- What the exercise asks: Go through the records that follow and tally the lines with "Writer" in them; answer with the number alone.

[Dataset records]
- - -

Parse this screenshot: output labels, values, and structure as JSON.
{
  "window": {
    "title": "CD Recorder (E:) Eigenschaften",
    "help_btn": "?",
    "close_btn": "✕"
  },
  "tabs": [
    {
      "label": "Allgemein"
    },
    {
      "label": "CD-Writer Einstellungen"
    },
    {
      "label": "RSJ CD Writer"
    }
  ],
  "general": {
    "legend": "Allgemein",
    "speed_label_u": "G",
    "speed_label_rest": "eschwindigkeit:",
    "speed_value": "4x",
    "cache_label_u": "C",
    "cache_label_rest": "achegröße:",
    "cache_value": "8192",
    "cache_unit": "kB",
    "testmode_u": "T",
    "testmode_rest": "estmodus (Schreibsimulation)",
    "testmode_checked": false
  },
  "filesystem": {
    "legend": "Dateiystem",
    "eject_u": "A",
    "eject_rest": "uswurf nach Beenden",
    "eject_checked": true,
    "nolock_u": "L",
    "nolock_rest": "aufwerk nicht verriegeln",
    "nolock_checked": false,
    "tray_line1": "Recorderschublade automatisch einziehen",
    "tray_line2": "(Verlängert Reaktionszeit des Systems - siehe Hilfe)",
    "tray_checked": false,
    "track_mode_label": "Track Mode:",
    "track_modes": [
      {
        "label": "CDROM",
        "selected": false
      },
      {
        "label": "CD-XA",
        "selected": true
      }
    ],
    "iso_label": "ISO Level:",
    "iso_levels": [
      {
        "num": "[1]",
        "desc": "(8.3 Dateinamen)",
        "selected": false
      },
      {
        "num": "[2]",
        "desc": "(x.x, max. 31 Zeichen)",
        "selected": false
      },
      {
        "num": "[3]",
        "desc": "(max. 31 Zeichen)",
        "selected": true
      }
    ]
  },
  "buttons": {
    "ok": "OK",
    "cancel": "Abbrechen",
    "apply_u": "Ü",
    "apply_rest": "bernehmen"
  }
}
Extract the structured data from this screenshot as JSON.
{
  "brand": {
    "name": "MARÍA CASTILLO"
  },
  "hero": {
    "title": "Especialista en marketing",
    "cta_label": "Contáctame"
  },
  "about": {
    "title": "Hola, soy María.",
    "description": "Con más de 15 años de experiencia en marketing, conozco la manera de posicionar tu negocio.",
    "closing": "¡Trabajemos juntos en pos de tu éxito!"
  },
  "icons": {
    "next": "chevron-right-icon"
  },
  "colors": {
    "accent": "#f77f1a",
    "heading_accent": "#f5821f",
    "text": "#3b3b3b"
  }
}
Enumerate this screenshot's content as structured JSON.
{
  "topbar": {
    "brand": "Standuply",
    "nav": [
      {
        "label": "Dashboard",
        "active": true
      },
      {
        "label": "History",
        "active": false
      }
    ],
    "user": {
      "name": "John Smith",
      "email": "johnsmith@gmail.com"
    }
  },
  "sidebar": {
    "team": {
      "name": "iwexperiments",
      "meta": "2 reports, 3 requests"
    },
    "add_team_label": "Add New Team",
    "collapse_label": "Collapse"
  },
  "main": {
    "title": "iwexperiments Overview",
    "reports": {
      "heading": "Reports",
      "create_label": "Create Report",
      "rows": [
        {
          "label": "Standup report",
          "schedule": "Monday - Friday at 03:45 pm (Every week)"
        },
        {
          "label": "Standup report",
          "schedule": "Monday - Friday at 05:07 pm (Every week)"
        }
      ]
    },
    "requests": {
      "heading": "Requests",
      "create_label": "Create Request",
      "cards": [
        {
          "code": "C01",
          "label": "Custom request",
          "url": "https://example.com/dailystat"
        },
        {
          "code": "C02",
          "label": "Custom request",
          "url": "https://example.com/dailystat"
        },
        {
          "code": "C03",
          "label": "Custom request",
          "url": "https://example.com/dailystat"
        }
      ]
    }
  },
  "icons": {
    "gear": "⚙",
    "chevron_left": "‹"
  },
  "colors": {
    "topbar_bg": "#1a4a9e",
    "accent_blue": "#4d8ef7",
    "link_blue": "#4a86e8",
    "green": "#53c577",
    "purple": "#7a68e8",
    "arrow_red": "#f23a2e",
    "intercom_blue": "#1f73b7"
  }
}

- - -

- Answer for this exercise: 2